How many lines in the entries below contain the string "seedling"? Reply with the number only.

━━━ EXTRACTED MATERIAL ━━━

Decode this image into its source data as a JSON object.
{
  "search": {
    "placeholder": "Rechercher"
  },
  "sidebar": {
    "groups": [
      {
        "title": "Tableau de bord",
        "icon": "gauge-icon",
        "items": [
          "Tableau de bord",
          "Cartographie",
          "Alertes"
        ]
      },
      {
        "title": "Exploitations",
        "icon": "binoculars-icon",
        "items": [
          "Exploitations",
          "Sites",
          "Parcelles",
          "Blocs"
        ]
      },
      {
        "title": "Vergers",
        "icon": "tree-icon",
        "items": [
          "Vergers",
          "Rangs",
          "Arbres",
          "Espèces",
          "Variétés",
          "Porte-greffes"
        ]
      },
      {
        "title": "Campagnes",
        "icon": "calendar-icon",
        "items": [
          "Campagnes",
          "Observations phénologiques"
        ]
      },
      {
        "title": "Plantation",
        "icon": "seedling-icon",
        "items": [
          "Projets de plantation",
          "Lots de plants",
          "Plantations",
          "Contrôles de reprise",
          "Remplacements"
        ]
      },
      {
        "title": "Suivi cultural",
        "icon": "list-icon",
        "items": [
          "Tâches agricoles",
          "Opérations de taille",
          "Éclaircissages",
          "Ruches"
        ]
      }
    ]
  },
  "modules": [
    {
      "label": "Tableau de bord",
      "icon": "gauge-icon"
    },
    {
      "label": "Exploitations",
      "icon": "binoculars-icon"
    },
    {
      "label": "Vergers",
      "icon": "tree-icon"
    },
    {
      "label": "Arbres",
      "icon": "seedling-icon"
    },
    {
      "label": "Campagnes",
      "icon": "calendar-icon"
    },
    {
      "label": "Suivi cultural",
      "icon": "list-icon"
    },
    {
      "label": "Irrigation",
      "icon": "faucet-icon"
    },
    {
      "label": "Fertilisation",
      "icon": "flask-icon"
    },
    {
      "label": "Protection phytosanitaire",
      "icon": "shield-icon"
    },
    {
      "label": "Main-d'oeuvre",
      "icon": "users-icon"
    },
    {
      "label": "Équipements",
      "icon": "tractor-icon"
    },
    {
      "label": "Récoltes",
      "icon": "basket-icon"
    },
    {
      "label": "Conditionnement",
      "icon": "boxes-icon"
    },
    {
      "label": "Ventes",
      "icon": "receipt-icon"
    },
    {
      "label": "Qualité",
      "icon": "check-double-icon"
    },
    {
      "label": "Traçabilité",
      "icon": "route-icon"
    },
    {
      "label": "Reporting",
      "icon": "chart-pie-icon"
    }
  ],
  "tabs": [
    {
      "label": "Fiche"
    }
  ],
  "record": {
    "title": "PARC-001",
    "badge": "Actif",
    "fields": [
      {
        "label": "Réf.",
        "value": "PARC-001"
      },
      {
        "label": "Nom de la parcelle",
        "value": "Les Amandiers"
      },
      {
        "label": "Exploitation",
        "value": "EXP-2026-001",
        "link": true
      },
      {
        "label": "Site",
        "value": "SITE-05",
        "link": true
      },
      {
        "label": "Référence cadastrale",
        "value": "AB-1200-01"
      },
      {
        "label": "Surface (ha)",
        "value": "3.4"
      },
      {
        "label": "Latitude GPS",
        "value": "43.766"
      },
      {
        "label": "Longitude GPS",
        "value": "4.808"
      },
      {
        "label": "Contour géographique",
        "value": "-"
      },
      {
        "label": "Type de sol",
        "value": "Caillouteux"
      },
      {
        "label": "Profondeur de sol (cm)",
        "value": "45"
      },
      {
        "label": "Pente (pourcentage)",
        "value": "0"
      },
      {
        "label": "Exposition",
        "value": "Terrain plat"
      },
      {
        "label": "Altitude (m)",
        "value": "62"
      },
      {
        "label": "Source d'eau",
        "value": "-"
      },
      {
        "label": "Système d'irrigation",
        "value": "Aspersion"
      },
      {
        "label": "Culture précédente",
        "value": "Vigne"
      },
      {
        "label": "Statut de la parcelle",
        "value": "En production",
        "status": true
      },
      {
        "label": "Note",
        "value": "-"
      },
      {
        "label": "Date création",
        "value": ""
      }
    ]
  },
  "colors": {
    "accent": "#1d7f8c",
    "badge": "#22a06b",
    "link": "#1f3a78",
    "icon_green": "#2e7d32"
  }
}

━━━

ANSWER TO THE EXERCISE
2